● **TASK GOAL**:
Exact wording is required: give all the records again, minus the pictures.

Entries taken from a collection:
-- Opening Marker --

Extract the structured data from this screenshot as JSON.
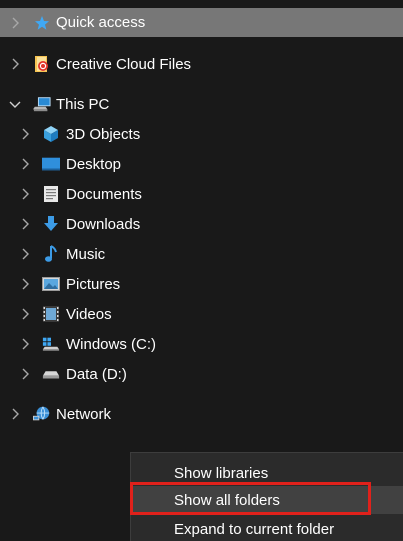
{
  "nav": {
    "quick_access": "Quick access",
    "creative_cloud": "Creative Cloud Files",
    "this_pc": "This PC",
    "children": [
      "3D Objects",
      "Desktop",
      "Documents",
      "Downloads",
      "Music",
      "Pictures",
      "Videos",
      "Windows (C:)",
      "Data (D:)"
    ],
    "network": "Network"
  },
  "context_menu": {
    "show_libraries": "Show libraries",
    "show_all_folders": "Show all folders",
    "expand_current": "Expand to current folder"
  },
  "colors": {
    "background": "#191919",
    "selection": "#777777",
    "menu_background": "#2b2b2b",
    "highlight_box": "#e0211b",
    "accent_blue": "#2a8ad4"
  }
}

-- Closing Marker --

● **RESPONSE TO THIS TASK**:
Extract the structured data from this screenshot as JSON.
{
  "nav": {
    "quick_access": "Quick access",
    "creative_cloud": "Creative Cloud Files",
    "this_pc": "This PC",
    "children": [
      "3D Objects",
      "Desktop",
      "Documents",
      "Downloads",
      "Music",
      "Pictures",
      "Videos",
      "Windows (C:)",
      "Data (D:)"
    ],
    "network": "Network"
  },
  "context_menu": {
    "show_libraries": "Show libraries",
    "show_all_folders": "Show all folders",
    "expand_current": "Expand to current folder"
  },
  "colors": {
    "background": "#191919",
    "selection": "#777777",
    "menu_background": "#2b2b2b",
    "highlight_box": "#e0211b",
    "accent_blue": "#2a8ad4"
  }
}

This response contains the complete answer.